Sign up ×
Stack Overflow is a community of 4.7 million programmers, just like you, helping each other. Join them; it only takes a minute:

I'm working on a NPM package written in Typescript. Here's how I've currently packaged all of its classes and interfaces. This works but seems to be quite repetitive and not very clean (particularly the empty class and interface extensions). How could I improve this?

Edit: I've changed the main NPM file to use class extensions. This makes everything more maintainable since there is no repetition anymore. But it probably slower since every class is effectively defined twice.

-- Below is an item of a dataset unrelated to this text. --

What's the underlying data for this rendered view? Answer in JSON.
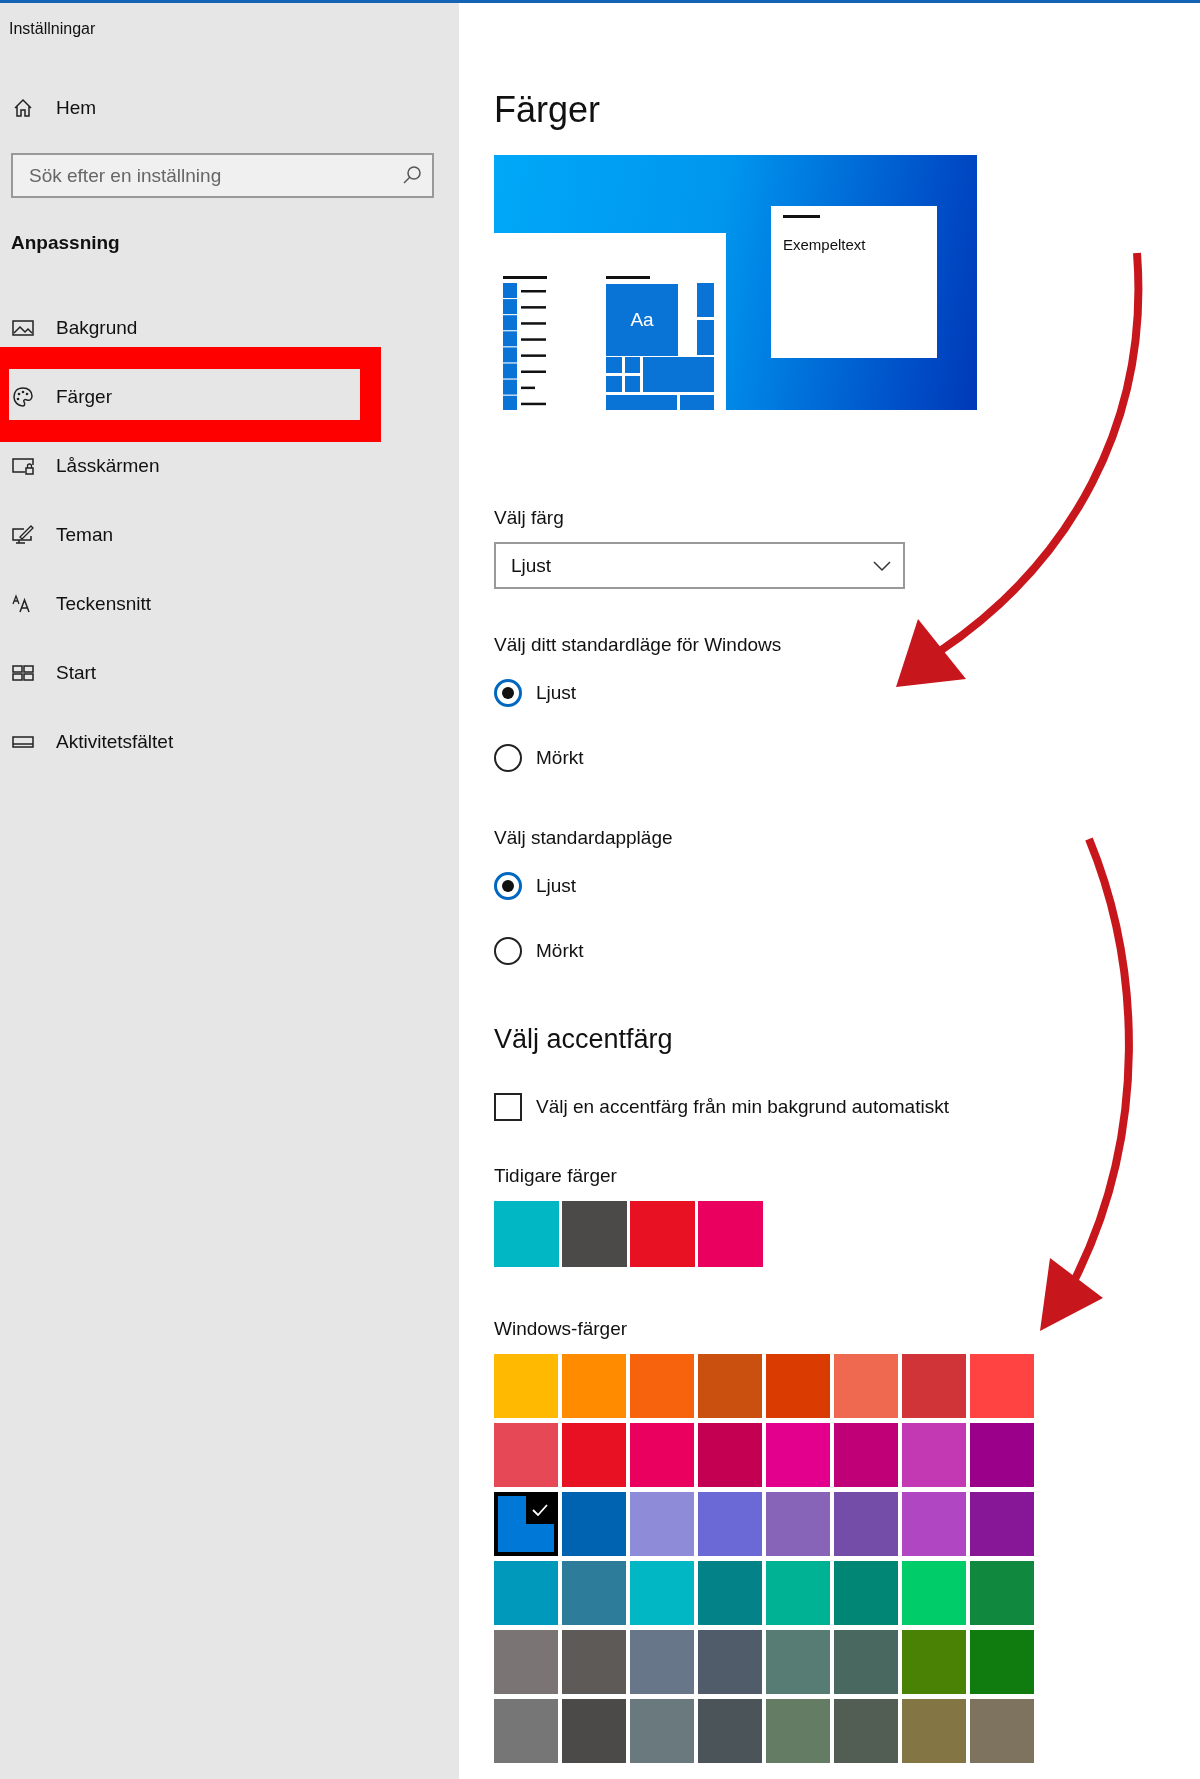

deck.ts (the main NPM file)

/// <reference path="../d.ts/DefinitelyTyped/node/node.d.ts" />

import DeckDatabasePostgresClient = require('./Database/Postgres/Client');
import DeckDatabasePostgresConfigInterface = require('./Database/Postgres/ConfigInterface');
import DeckApp = require('./App');
import DeckRoute = require('./Route');
import DeckRouter = require('./Router');

module Deck {
    export module Database.Postgres {
        export class Client extends DeckDatabasePostgresClient {}
        export interface ConfigInterface extends DeckDatabasePostgresConfigInterface {}
    export class App extends DeckApp {}
    export class Route extends DeckRoute {}
    export class Router extends DeckRouter {}

export = Deck;

Is something similar to the following possible in Typescript?

module Deck {
    export import App = require('./App');

Currently, this results in the following error:

Import declarations in an internal module cannot reference an external module.
share|improve this question

1 Answer 1

I believe classes are first class citizens in TypeScript. e.g:

class Foo{}

var bar = Foo; 
var baz = new bar(); 

// Same as :
var bar: typeof Foo = Foo; 
var baz:Foo = new bar();

So, you can do something along the lines of :

class DeckClass{};

export = DeckClass

declare module 'Deck'{
    export var DeckClass:typeof DeckClass;  
share|improve this answer
Thanks for your help. At first, I thought it worked, since it compiled just fine. But it doesn't seem to work. If I was to do something like this: var instance: DeckClass = new DeckClass(); instance.someMethod(5); // a string is expected as the param, not a number, I get no compiler warning. I do get one if I extend use an empty class extension like my example. – conradk Oct 22 '13 at 11:11
@conradk you are right. seems like a compiler bug : possibly report it here : Would appreciate a link to the bug if you post it so that I can vote on it. – basarat Oct 22 '13 at 11:41
I'm not sure I understand what the bug is actually. We mean this, right: Also, I've updated the example in the original question. Seems like I dont even need a d.ts file after all. – conradk Oct 22 '13 at 12:27
I thought the error is that despite var DeckClass: typeof DeckClass; var DeckClass is of type any and not the class DeckClass. I figured it is because of name shadowing. Once the variable DeckClass was declared locally the actual class declaration was shadowed – basarat Oct 22 '13 at 23:19
If that was the case, then I don't understand why this code does not work (or maybe this is expected behavior?): – conradk Oct 23 '13 at 2:44

Your Answer


By posting your answer, you agree to the privacy policy and terms of service.

Not the answer you're looking for? Browse other questions tagged or ask your own question.